Citing PatentFiling datePublication dateApplicantTitle
US4532862 *Jul 1, 1983Aug 6, 1985Centronics Data Computer Corp.Print hammer bank
US6281776 *May 5, 1999Aug 28, 2001Sun Microsystems, Inc.Thermally isolating transformer
US6292079 *Sep 8, 2000Sep 18, 2001Yen-Chen ChanCoil assembly of speaker
US6950004 *Nov 26, 2001Sep 27, 2005Arthur Alexander GodoyQuadrilateral electromagnetic coil assembly
US7005954 *Dec 4, 2003Feb 28, 2006General Atomics Electronic Systems, Inc.High current long life inductor
US20080252408 *Aug 23, 2004Oct 16, 2008Peck JoachimCoil Form for Forming an Inductive Element
WO1985000321A1 *Jun 27, 1984Jan 31, 1985Centronics Data ComputerPrint hammer bank
Classifications
U.S. Classification101/93.29, 335/300, 336/61, 101/93.48, 361/709
International ClassificationB41J9/38, H01F7/08, B41J9/127
Cooperative ClassificationB41J9/127, H01F7/08
European ClassificationB41J9/127, H01F7/08
Legal Events
DateCodeEventDescription
Jan 10, 1995FPAYFee payment
Year of fee payment: 12
Oct 23, 1990FPAYFee payment
Year of fee payment: 8
Oct 30, 1986FPAYFee payment
Year of fee payment: 4
Feb 1, 1982ASAssignment
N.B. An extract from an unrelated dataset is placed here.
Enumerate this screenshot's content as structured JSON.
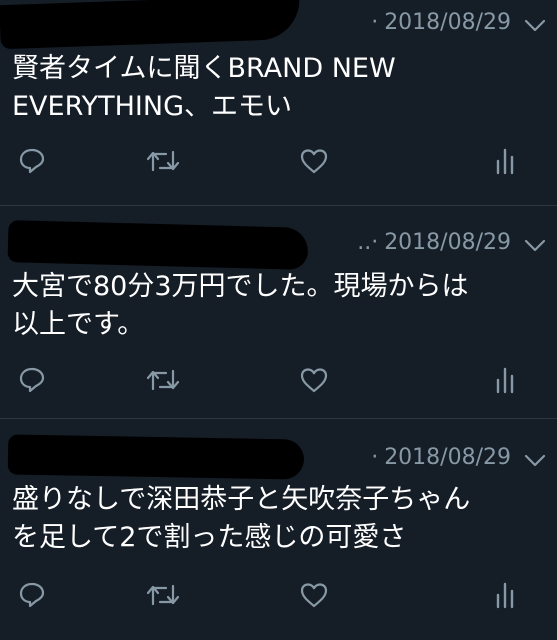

Owner name: INTERNATIONAL BUSINESS MACHINES CORPORATION, ARMON
Free format text: ASSIGNMENT OF ASSIGNORS INTEREST.;ASSIGNORS:LEE, HO C.;RICKENBACH, DAVID H.;WOLFERT, GERHARD A.;ANDOTHERS;REEL/FRAME:003961/0082;SIGNING DATES FROM 19811124 TO 19811209